[Commanding Heights : The Battle for The World Economy] is a documentary film based on a book by the same name written by Daniel Yergin and Joseph Stanislaw. [The Battle of Ideas], the first episode of this 3 parted documentary walks through aspects of 20th century world economy (to the era of Ronald Reagan and Margaret Thatcher to be exact.) and its most significant schools of ideas. ‘The Battle’ is basically a struggle between free market and government control in the era of globalization.
The documentary chose two iconic figures to represent this battle, John Maynard Keynes and Friedrich von Hayek. Keynes is a well-known economist who is thought to have created the concept of macroeconomics. He saw the errors of free market in the post war era and believed that through government regulation of the economy, those errors can be fixed. The film shows how the western civilization was fascinated by this idea and started owning or regulating the so-called ‘commanding heights’ of the economy. During the period between two World Wars, the world has experienced the collapse of capitalism and each parts of the world tried to manage through by adopting fascism, socialism, or communism. After the World War II, Keynesian view became a mainstream in the world economy.

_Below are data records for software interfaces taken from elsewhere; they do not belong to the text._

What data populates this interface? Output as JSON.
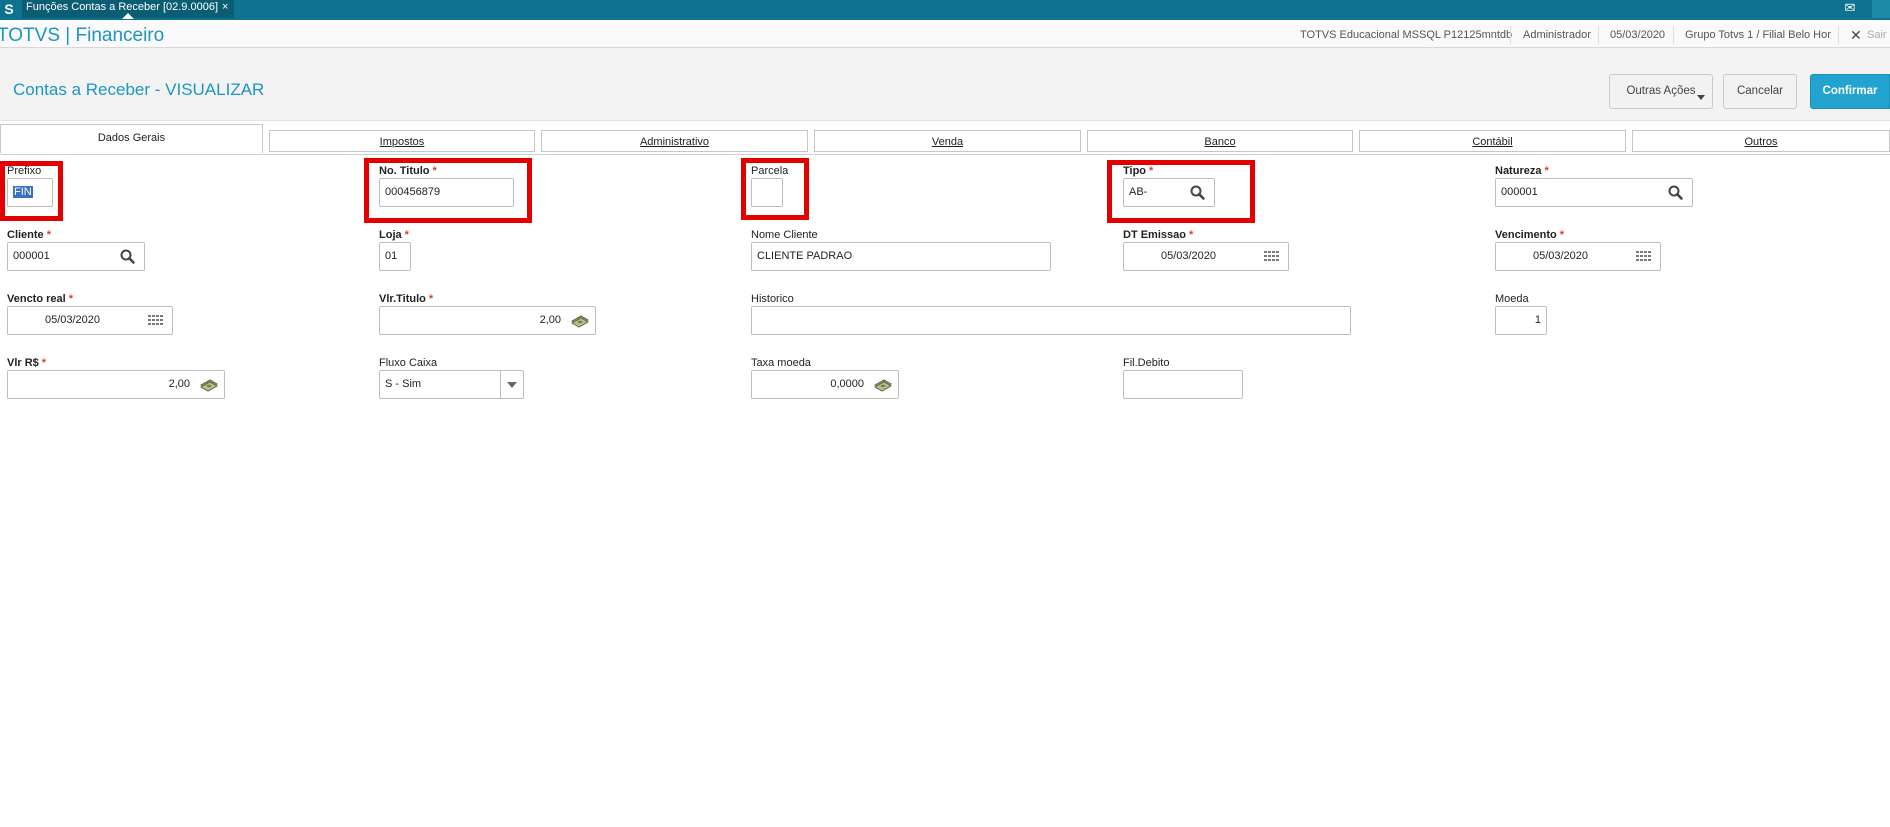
{
  "window": {
    "tab_title": "Funções Contas a Receber [02.9.0006]",
    "tab_close": "×"
  },
  "header": {
    "app_title": "TOTVS | Financeiro",
    "environment": "TOTVS Educacional MSSQL P12125mntdb",
    "user": "Administrador",
    "date": "05/03/2020",
    "branch": "Grupo Totvs 1 / Filial Belo Hor",
    "exit_label": "Sair"
  },
  "page": {
    "title": "Contas a Receber - VISUALIZAR",
    "actions": {
      "more": "Outras Ações",
      "cancel": "Cancelar",
      "confirm": "Confirmar"
    }
  },
  "tabs": [
    "Dados Gerais",
    "Impostos",
    "Administrativo",
    "Venda",
    "Banco",
    "Contábil",
    "Outros"
  ],
  "form": {
    "prefixo": {
      "label": "Prefixo",
      "value": "FIN"
    },
    "no_titulo": {
      "label": "No. Titulo",
      "value": "000456879"
    },
    "parcela": {
      "label": "Parcela",
      "value": ""
    },
    "tipo": {
      "label": "Tipo",
      "value": "AB-"
    },
    "natureza": {
      "label": "Natureza",
      "value": "000001"
    },
    "cliente": {
      "label": "Cliente",
      "value": "000001"
    },
    "loja": {
      "label": "Loja",
      "value": "01"
    },
    "nome_cliente": {
      "label": "Nome Cliente",
      "value": "CLIENTE PADRAO"
    },
    "dt_emissao": {
      "label": "DT Emissao",
      "value": "05/03/2020"
    },
    "vencimento": {
      "label": "Vencimento",
      "value": "05/03/2020"
    },
    "vencto_real": {
      "label": "Vencto real",
      "value": "05/03/2020"
    },
    "vlr_titulo": {
      "label": "Vlr.Titulo",
      "value": "2,00"
    },
    "historico": {
      "label": "Historico",
      "value": ""
    },
    "moeda": {
      "label": "Moeda",
      "value": "1"
    },
    "vlr_rs": {
      "label": "Vlr R$",
      "value": "2,00"
    },
    "fluxo_caixa": {
      "label": "Fluxo Caixa",
      "value": "S - Sim"
    },
    "taxa_moeda": {
      "label": "Taxa moeda",
      "value": "0,0000"
    },
    "fil_debito": {
      "label": "Fil.Debito",
      "value": ""
    }
  },
  "required_marker": "*",
  "colors": {
    "topbar": "#0f7390",
    "accent": "#1c96c0",
    "confirm_button": "#23a3cf",
    "highlight_box": "#e50000",
    "required": "#e53935"
  }
}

The term <commanding heights> derives from Lenin’s speech. Lenin appealed to those who criticize his amendments regarding the Marxist communist economics, that as long as the government owns the ‘commanding heights’ of economy (major industries such as oil, finance, and steel) it is okay to let individuals have a bit of their properties. The Keynesian idea emphasizes that the government must have control over these ‘commanding heights’, and that is exactly what the most nations have done in the post war era. Whether they had a socialist, communist or capitalist regime, they all started to believe that more regulation means better economic outcome.
On the other hand, Friedrich von Hayek asserted the free market itself is the answer, not the government control. He is well-known by his sensational book called [The Road to Serfdom]. As he said in the interview, as Keynes’ idea became more and more accepted, his arguments became unpopular and unaccepted. The documentary walks through his footsteps from being in company of Ludwig von Mises, the Chicago school, to the Reaganomics and Thatcherism. Mises is described as an extreme libertarian who believes that markets always needed to be free from government meddling. He argued that socialist states cannot be successful because they lack a functioning price system to send the signals to consumers and producers, thus inducing a chaos. Though crude and extreme, this is what Hayek’s idea was based on; a fully functioning free market system without regulations.

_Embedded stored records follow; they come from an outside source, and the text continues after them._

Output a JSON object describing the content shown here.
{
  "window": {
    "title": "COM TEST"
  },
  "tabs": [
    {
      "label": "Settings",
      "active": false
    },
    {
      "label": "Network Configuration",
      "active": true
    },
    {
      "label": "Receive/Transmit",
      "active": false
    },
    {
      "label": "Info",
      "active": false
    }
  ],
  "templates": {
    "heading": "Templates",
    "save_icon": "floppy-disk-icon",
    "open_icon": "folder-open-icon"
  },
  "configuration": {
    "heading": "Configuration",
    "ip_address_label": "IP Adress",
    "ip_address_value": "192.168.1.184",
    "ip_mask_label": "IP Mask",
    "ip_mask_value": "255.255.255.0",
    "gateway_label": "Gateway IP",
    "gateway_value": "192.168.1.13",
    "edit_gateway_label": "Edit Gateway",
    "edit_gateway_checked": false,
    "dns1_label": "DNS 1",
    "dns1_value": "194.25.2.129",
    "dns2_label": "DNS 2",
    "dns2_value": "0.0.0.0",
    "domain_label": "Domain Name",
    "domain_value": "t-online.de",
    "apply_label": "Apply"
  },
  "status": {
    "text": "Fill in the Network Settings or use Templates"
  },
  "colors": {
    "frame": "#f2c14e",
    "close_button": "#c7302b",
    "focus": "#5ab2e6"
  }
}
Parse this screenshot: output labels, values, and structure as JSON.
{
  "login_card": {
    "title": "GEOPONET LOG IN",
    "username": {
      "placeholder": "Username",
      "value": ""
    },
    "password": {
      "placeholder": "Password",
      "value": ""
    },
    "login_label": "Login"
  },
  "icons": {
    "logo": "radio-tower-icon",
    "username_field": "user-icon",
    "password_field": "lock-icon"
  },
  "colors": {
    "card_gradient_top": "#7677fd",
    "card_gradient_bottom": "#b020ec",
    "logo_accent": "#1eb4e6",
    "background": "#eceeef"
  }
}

The world economy thrived well based on Keynesian system for a while. Until they hit the obstacle called ‘stagflation’. Stagflation is a compound of stagnation and inflation. On the contrast to the traditional concept of relations between economic growth and price, the phenomenon called stagflation became a biggest rut that few Keynesian economists had any idea of getting out. This is where Ronald Reagan and Margaret Thatcher come into the picture. Both of these contemporary leaders of two major nations believed that restraining government spending and cutting regulations can save their economies. And apparently, they succeeded. The old half-century long dominance of Keynesian system was finally over. The film indicates at the end of the first episode, that in Britain and US the outcome of ‘the battle’ was decided at least for the time being.
A documentary film [Commanding Heights] seems like a graphic footnote for the history of modern economics. It emphasizes that in the era of globalization, it took not only technological or scientific breakthroughs, but the revolution of ideas regarding world economics. In this vivid comparison and historical course of the power struggle between market power and government control, one can peek the slightest hint of global economic system. The title itself is quite intriguing. Commanding heights is a term that may occur in combat strategies. It means that the authors of this documentary obviously define the relationship between market and government as a ‘clash’. It may be true. At least till the cold war system ended, a matter of government control was bound to be a major issue.

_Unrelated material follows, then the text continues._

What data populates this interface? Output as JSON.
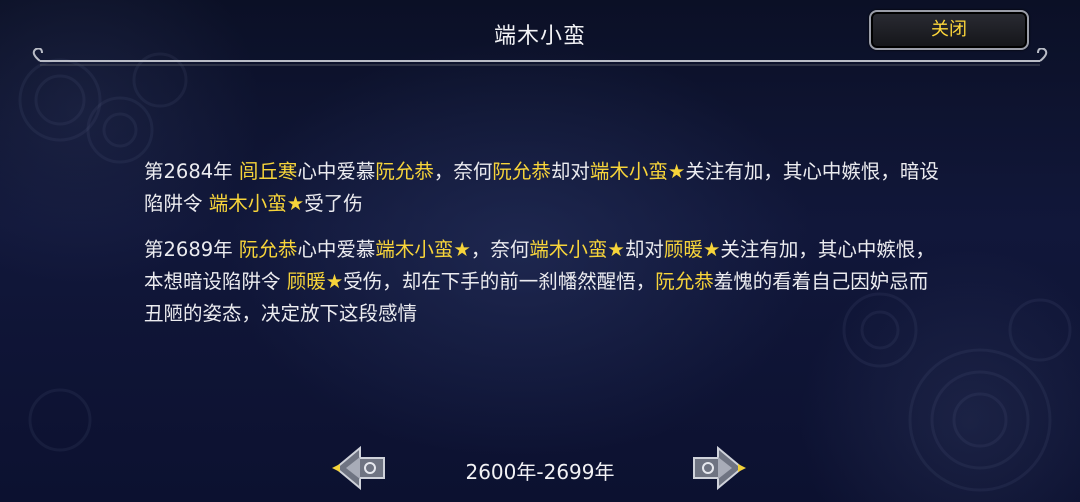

However, one might say that the real question lies in the balance of power. How much power is not excessive for the government to run its economy to ruins, or how much freedom should be given to the market to function without abnormalities? The question is always about the balance of that scale. There may be a perfect equilibrium, or not. The decision making process of every economic policy has been about finding that perfect spot. (This is bound of course only when the premises of our macroeconomics are assumed to be flawless. Who knows whether some of the variables are not found or considered yet?) A battle can create a whole new structure and chemistry for those who are part of it. I am not sure how the authors concluded the final outcome of the battle, but I am certain that in that process, economists will always learn from their predecessors’ mistakes and move forward.